      A death row inmate with a medical condition is unlikely to suffer complications due to his condition when he is executed Wednesday, according to a Jefferson City hematologist.

      Death row inmate Russell Bucklew suffers from a condition called cavernous hemangioma, which involves a malformation of blood vessels that can cause blood flow to slow down and tumors to form.

      Hematologist Dr. Tamara Hopkins said cavernous hemangioma can appear anywhere on the body, on the skin, in the blood vessels, or in the brain. "Cavernous hemangioma are dilated blood vessels all in a group. Most people are born with them, but some people acquire them over time," Hopkins said.

      "It depends on where they are. If they're in a vital place like the brain or spinal cord and they impinge on things because they can get very large, they can cause all sorts of problems."

      However, Dr. Hopkins doesn't think cavernous hemangioma would affect the outcome of an execution for most people who have it.

      "You know, for most people and most hemangiomas, I don't know that they could or would," Hopkins said. "It kind of depends on where they are. If you've got them on the skin, I can't imagine that they'd do anything. But if you're talking about somebody who's going to get a lethal injection, they're usually given something to put them to sleep."

      Hopkins also said it's unlikely pentobarbital will affect Bucklew's execution procedure.

      "There's no definitive data that I know says it could," Hopkins said. "Now not to say you couldn't find a case study here and there, not to say it couldn't happen to anybody, because anything can happen anywhere. But, there's nothing I know of that's definitive that says 'don't use this drug'."

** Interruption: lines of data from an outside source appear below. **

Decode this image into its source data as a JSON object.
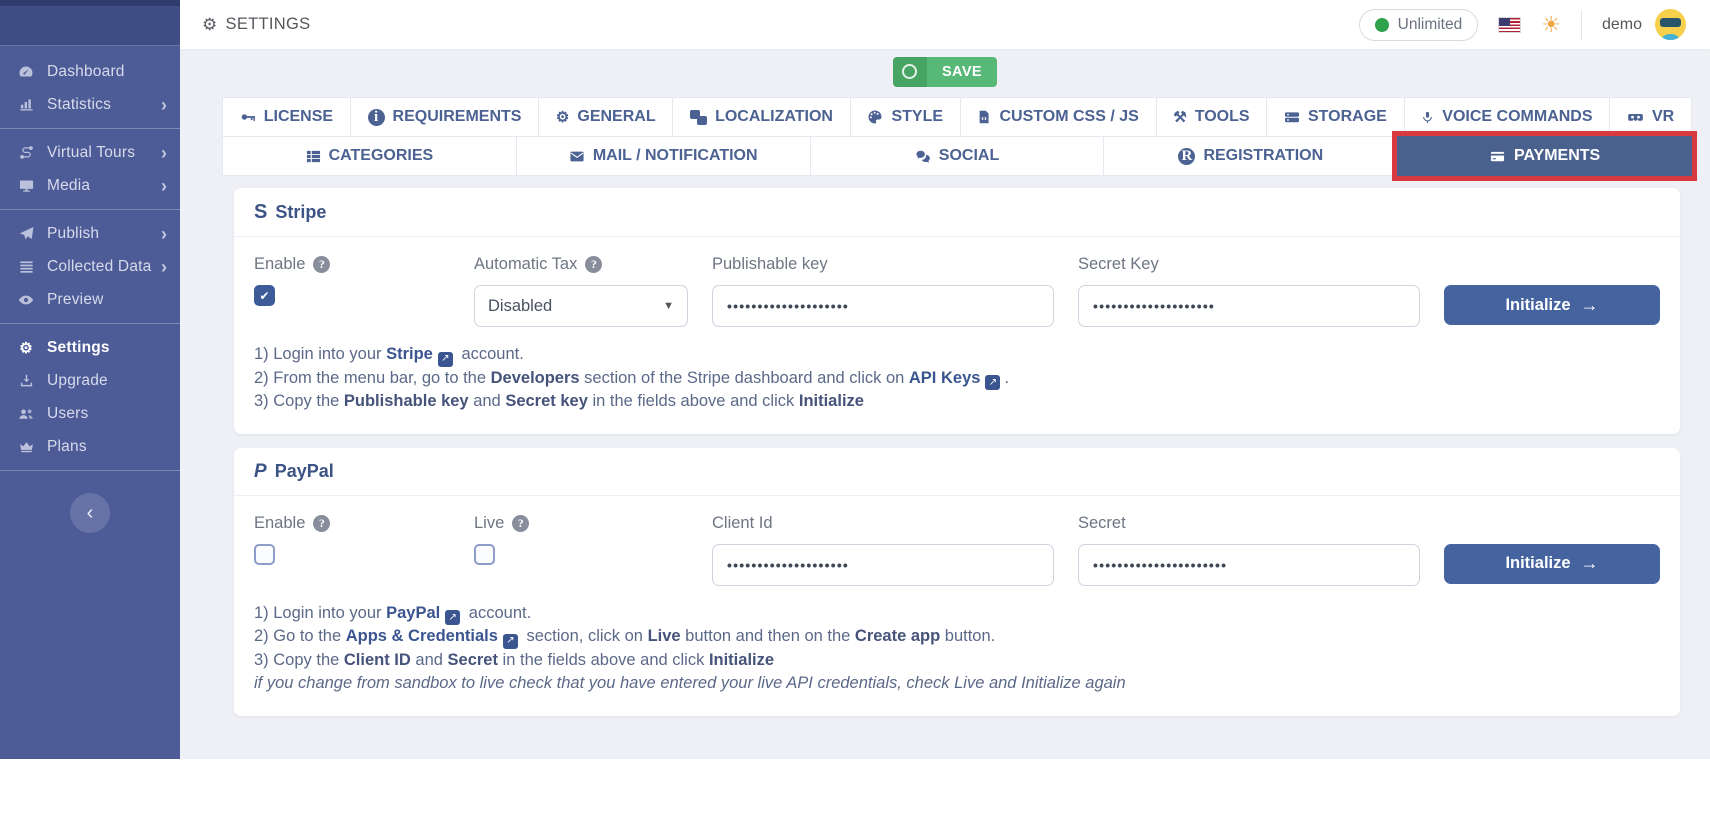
{
  "app": {
    "title": "SETTINGS"
  },
  "colors": {
    "sidebar_bg": "#4d5b97",
    "accent_blue": "#45639e",
    "active_tab_bg": "#4a618e",
    "highlight_red": "#d93a40",
    "save_green": "#57b878",
    "badge_green": "#31a24c",
    "sun_orange": "#f0a63c"
  },
  "header": {
    "plan_badge": "Unlimited",
    "username": "demo",
    "icons": [
      "flag-us-icon",
      "sun-icon",
      "avatar"
    ]
  },
  "toolbar": {
    "save_label": "SAVE",
    "save_icon": "circle-outline-icon"
  },
  "sidebar": {
    "items": [
      {
        "label": "Dashboard",
        "icon": "dashboard-icon",
        "has_submenu": false,
        "active": false
      },
      {
        "label": "Statistics",
        "icon": "statistics-icon",
        "has_submenu": true,
        "active": false
      },
      {
        "label": "Virtual Tours",
        "icon": "route-icon",
        "has_submenu": true,
        "active": false
      },
      {
        "label": "Media",
        "icon": "monitor-icon",
        "has_submenu": true,
        "active": false
      },
      {
        "label": "Publish",
        "icon": "paper-plane-icon",
        "has_submenu": true,
        "active": false
      },
      {
        "label": "Collected Data",
        "icon": "list-icon",
        "has_submenu": true,
        "active": false
      },
      {
        "label": "Preview",
        "icon": "eye-icon",
        "has_submenu": false,
        "active": false
      },
      {
        "label": "Settings",
        "icon": "gears-icon",
        "has_submenu": false,
        "active": true
      },
      {
        "label": "Upgrade",
        "icon": "download-icon",
        "has_submenu": false,
        "active": false
      },
      {
        "label": "Users",
        "icon": "users-icon",
        "has_submenu": false,
        "active": false
      },
      {
        "label": "Plans",
        "icon": "crown-icon",
        "has_submenu": false,
        "active": false
      }
    ],
    "chevron_glyph": "›",
    "collapse_glyph": "‹"
  },
  "tabs_row1": [
    {
      "label": "LICENSE",
      "icon": "key-icon"
    },
    {
      "label": "REQUIREMENTS",
      "icon": "info-circle-icon"
    },
    {
      "label": "GENERAL",
      "icon": "gears-icon"
    },
    {
      "label": "LOCALIZATION",
      "icon": "language-icon"
    },
    {
      "label": "STYLE",
      "icon": "palette-icon"
    },
    {
      "label": "CUSTOM CSS / JS",
      "icon": "file-code-icon"
    },
    {
      "label": "TOOLS",
      "icon": "tools-icon"
    },
    {
      "label": "STORAGE",
      "icon": "server-icon"
    },
    {
      "label": "VOICE COMMANDS",
      "icon": "microphone-icon"
    },
    {
      "label": "VR",
      "icon": "vr-headset-icon"
    }
  ],
  "tabs_row2": [
    {
      "label": "CATEGORIES",
      "icon": "grid-list-icon",
      "active": false
    },
    {
      "label": "MAIL / NOTIFICATION",
      "icon": "mail-icon",
      "active": false
    },
    {
      "label": "SOCIAL",
      "icon": "comments-icon",
      "active": false
    },
    {
      "label": "REGISTRATION",
      "icon": "registered-icon",
      "active": false
    },
    {
      "label": "PAYMENTS",
      "icon": "credit-card-icon",
      "active": true,
      "highlight": "red-annotation-ring"
    }
  ],
  "stripe": {
    "title": "Stripe",
    "enable_label": "Enable",
    "enable_checked": true,
    "automatic_tax_label": "Automatic Tax",
    "automatic_tax_value": "Disabled",
    "publishable_key_label": "Publishable key",
    "publishable_key_value": "••••••••••••••••••••",
    "secret_key_label": "Secret Key",
    "secret_key_value": "••••••••••••••••••••",
    "initialize_label": "Initialize",
    "step1": {
      "pre": "1) Login into your ",
      "link": "Stripe",
      "post": " account."
    },
    "step2": {
      "pre": "2) From the menu bar, go to the ",
      "bold": "Developers",
      "mid": " section of the Stripe dashboard and click on ",
      "link": "API Keys",
      "post": "."
    },
    "step3": {
      "pre": "3) Copy the ",
      "bold1": "Publishable key",
      "mid1": " and ",
      "bold2": "Secret key",
      "mid2": " in the fields above and click ",
      "bold3": "Initialize"
    }
  },
  "paypal": {
    "title": "PayPal",
    "enable_label": "Enable",
    "enable_checked": false,
    "live_label": "Live",
    "live_checked": false,
    "client_id_label": "Client Id",
    "client_id_value": "••••••••••••••••••••",
    "secret_label": "Secret",
    "secret_value": "••••••••••••••••••••••",
    "initialize_label": "Initialize",
    "step1": {
      "pre": "1) Login into your ",
      "link": "PayPal",
      "post": " account."
    },
    "step2": {
      "pre": "2) Go to the ",
      "link": "Apps & Credentials",
      "mid": " section, click on ",
      "bold1": "Live",
      "mid2": " button and then on the ",
      "bold2": "Create app",
      "post": " button."
    },
    "step3": {
      "pre": "3) Copy the ",
      "bold1": "Client ID",
      "mid1": " and ",
      "bold2": "Secret",
      "mid2": " in the fields above and click ",
      "bold3": "Initialize"
    },
    "note": "if you change from sandbox to live check that you have entered your live API credentials, check Live and Initialize again"
  }
}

      Hopkins said she couldn't speculate on the specific effect pentobarbital will have on Bucklew, since her office does not know the specifics of his condition.

      However, the decision of whether or not to execute him ultimately rests with the state.